Enough editorializing.  We can write more about what a disastrous decision this was for the administration once emotions are less raw.  For now, we will focus on what happens.

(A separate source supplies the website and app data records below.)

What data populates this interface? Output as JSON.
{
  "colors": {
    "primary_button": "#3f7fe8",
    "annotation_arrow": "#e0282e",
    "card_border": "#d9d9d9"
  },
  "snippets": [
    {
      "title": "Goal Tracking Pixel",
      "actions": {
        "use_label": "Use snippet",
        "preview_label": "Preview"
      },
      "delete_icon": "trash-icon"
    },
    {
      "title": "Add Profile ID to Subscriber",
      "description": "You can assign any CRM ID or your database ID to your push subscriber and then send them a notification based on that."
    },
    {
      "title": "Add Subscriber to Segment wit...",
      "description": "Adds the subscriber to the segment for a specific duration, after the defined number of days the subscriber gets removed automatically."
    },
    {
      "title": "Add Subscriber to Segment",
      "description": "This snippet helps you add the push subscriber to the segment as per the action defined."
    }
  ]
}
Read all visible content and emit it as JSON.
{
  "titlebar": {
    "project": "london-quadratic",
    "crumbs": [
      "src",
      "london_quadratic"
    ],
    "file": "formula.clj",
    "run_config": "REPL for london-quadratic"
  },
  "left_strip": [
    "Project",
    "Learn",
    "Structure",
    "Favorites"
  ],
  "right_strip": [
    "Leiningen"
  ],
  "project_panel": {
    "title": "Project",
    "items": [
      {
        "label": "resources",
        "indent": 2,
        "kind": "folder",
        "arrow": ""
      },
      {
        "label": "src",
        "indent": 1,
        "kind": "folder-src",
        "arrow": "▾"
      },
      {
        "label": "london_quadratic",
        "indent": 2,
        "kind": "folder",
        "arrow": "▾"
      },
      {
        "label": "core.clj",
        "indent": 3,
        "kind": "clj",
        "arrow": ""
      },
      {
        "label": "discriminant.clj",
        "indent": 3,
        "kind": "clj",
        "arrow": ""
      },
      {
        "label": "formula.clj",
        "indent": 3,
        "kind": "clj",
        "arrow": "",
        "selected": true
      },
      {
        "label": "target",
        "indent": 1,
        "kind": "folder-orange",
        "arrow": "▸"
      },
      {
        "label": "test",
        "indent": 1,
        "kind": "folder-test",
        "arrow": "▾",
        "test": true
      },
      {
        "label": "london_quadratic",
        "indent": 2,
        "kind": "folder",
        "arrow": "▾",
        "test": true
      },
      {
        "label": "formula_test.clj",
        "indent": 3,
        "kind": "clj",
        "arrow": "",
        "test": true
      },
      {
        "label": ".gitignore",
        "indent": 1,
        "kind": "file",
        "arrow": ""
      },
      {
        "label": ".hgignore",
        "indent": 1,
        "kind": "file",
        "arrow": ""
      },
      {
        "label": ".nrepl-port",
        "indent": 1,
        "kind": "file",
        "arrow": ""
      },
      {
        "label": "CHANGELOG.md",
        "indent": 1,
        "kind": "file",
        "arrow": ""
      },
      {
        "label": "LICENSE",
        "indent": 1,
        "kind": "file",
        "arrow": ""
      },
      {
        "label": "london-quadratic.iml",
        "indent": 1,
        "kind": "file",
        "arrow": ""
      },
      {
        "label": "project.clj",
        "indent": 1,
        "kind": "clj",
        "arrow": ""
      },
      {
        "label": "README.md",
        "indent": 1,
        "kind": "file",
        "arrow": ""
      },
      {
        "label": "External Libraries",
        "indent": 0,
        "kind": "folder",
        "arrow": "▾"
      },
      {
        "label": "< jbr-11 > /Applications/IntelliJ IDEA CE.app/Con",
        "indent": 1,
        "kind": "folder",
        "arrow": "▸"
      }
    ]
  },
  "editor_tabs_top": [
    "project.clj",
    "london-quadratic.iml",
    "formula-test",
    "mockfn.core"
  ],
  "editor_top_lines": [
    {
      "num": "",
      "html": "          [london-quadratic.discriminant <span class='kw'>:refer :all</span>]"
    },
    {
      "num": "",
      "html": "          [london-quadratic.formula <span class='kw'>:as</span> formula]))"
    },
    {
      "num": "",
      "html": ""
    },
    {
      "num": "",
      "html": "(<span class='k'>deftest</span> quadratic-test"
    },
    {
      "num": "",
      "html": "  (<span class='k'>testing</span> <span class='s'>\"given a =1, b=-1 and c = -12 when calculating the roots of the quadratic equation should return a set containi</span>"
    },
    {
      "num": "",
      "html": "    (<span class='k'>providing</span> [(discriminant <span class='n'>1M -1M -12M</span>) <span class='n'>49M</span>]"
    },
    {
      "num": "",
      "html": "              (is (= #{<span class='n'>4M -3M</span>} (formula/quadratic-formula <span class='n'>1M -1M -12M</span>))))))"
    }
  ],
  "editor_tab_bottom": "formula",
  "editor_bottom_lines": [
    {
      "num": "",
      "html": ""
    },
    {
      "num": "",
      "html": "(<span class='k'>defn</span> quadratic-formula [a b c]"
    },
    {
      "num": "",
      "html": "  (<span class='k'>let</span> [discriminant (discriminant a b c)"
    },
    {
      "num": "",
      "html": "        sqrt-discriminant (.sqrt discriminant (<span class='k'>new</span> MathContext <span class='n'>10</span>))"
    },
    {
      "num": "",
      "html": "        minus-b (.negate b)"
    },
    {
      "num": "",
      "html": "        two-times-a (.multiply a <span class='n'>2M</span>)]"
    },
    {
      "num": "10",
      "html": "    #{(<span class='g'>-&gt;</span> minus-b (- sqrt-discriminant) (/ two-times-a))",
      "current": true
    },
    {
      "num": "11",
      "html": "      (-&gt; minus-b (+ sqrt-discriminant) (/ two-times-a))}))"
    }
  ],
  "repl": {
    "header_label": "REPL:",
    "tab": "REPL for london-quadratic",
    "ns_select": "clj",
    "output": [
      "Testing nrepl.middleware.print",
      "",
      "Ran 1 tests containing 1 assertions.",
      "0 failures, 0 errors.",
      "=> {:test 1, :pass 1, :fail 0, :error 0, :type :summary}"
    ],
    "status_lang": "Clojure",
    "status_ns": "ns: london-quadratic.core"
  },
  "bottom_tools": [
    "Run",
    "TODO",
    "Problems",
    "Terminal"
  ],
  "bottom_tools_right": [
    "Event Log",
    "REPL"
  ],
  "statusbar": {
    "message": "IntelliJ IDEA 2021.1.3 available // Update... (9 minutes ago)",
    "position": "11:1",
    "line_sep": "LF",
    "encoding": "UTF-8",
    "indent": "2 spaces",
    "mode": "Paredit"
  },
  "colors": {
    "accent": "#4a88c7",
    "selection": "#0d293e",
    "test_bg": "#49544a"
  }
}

The administration has filed a petition for a writ of certiorari to the Supreme Court to review the decision of the 9th Circuit.  A writ of certiorari is a statement from the Supreme Court that they will review a case.  “I will review” is the basic Latin translation of certiorari.  By petitioning for the writ, the government is asking the court to review a case.  Review at the Supreme Court is discretionary, meaning that the Supreme Court does not review all cases in which certiorari is sought.  In fact, the Supreme Court rejects the overwhelming majority of cert petitions filed each year.  The Supreme Court grants only about 2% of all petitions for certiorari. That might be comforting, but the odds are improved when the petitioner is the Department of Justice, as it is here.  In addition, other factors, such as the split between circuit courts to have reviewed the CSPA, and the national implications of the decision are factors that indicate that the government’s petition for a writ of certiorari in de Osorio are better than the 2% average.

The Supreme Court will vote on whether to hear the case.  Four justices must vote in the affirmative to hear the case. It is difficult to say when the Supreme Court will rule on whether to grant certiorari.  A good discussion of Supreme Court procedure can be found here. If the Supreme Court denies the petition for certiorari, the decision of the Ninth Circuit will stand.  If the Supreme Court grants the petition, it will receive briefs from the parties and all sorts of other interested people and organizations.  It will hold oral argument.  It is unlikely that the Supreme Court will hold oral argument before October as the Court recesses from June to October.  A decision would likely come about a year from now.

So, there remain two more opportunities to end this struggle.  The first chance is whether the Supreme Court grants cert.  The second is when, if it grants cert, it decides on the case.

There remains substantial hope.  The lawyers handling this are some of the best in the business.  Many other interested parties will weigh in.  Benach Ragland will continue to be a part of this litigation and continue to advocate for sane immigration laws.  Also, cert is rarely granted.  The government still has an uphill road to follow.  This is a setback and not a defeat.

Time to Decide in de Osorio

24 Jan

The Obama administration has until tomorrow January 25, 2013 to file a petition for a writ of certiorari with the U.S. Supreme Court to seek review of the U.S. Court of Appeals for the 9th Circuit decision in Cuellar de Osorio v. Mayorkas, which provided a humane and reasonable interpretation of the Child Status Protection Act.  If the government does not seek review in the Supreme Court, the decision of the 9th Circuit becomes law nationwide and thousands of people will be eligible to apply for adjustment of status using their old priority dates.

If the government does seek review, the case will remain on hold.  However, a petition for a writ of certiorari does not mean that the Supreme Court will take the case.  The Supreme Court does not take every case that comes before it and must agree to hear the case.  If the Supreme Court declines to hear the case, then the 9th Circuit decision becomes law.  If the Supreme Court takes the case, we will need to wait for a ruling from the Court before knowing the fate of the de Osorio class of potential applicants.

We have explained in multiple posts the reasons why the government should let the de Osorio decision stand and how this single act could improve the immigration system for thousands of American families.  In the week of the President’s inauguration with its soaring hopes and promises, the President has an immediate opportunity to translate those words into policy and law.  Let’s hope he takes it.